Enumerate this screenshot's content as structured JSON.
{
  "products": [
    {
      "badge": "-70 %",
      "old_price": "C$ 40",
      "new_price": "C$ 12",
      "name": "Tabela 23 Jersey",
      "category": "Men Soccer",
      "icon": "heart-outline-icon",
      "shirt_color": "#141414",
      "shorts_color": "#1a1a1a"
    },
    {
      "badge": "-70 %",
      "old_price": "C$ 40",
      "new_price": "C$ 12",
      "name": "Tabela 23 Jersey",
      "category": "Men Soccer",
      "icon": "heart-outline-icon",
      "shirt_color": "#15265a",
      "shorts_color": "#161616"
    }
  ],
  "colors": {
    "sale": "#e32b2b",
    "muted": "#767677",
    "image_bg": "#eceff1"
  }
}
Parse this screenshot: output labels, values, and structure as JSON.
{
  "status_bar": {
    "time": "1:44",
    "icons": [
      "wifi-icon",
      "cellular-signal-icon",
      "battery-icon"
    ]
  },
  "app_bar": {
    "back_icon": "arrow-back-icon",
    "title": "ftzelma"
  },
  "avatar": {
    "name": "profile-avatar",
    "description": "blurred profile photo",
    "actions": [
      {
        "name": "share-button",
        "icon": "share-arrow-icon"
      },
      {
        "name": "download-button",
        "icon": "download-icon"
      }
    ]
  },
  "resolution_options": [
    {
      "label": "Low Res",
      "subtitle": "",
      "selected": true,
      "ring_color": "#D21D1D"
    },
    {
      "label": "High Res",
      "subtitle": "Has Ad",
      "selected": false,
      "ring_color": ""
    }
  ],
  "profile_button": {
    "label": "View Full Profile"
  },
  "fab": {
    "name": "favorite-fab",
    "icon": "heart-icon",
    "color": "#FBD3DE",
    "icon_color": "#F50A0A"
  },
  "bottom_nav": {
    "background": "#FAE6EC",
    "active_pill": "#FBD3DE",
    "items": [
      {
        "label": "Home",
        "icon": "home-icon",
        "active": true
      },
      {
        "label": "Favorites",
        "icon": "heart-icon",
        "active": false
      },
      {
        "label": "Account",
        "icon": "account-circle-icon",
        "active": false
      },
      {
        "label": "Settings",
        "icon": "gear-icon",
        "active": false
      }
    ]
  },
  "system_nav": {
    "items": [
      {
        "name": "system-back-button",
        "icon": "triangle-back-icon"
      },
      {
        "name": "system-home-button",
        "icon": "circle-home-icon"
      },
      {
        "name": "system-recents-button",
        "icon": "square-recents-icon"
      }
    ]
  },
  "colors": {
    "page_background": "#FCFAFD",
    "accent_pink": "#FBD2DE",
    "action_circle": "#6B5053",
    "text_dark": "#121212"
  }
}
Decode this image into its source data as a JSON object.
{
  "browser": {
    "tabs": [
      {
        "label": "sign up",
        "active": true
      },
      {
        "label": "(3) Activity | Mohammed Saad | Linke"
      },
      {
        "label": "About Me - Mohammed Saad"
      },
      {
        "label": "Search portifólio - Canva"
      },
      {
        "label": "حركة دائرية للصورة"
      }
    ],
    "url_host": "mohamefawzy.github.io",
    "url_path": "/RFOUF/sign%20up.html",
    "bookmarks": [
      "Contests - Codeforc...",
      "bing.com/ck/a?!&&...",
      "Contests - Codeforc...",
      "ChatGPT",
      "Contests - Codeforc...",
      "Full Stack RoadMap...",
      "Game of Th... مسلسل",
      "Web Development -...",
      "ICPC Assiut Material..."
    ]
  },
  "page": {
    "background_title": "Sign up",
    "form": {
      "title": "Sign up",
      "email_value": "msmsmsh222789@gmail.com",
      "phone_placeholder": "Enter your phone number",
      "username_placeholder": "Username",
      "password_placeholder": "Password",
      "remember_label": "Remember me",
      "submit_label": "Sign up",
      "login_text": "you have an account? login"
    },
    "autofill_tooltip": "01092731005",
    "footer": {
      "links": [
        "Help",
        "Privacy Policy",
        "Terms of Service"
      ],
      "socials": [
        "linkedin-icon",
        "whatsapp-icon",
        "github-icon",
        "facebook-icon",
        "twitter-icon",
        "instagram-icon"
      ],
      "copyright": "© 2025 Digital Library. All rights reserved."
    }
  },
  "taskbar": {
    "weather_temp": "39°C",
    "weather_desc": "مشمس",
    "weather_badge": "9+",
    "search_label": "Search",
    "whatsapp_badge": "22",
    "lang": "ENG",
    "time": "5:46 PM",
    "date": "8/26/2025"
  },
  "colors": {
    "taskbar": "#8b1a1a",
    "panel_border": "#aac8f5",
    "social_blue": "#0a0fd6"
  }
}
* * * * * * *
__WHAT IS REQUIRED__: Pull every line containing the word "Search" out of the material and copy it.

__RESPONSE FOR THIS EXERCISE__:
        "label": "Search portifólio - Canva"
    "search_label": "Search",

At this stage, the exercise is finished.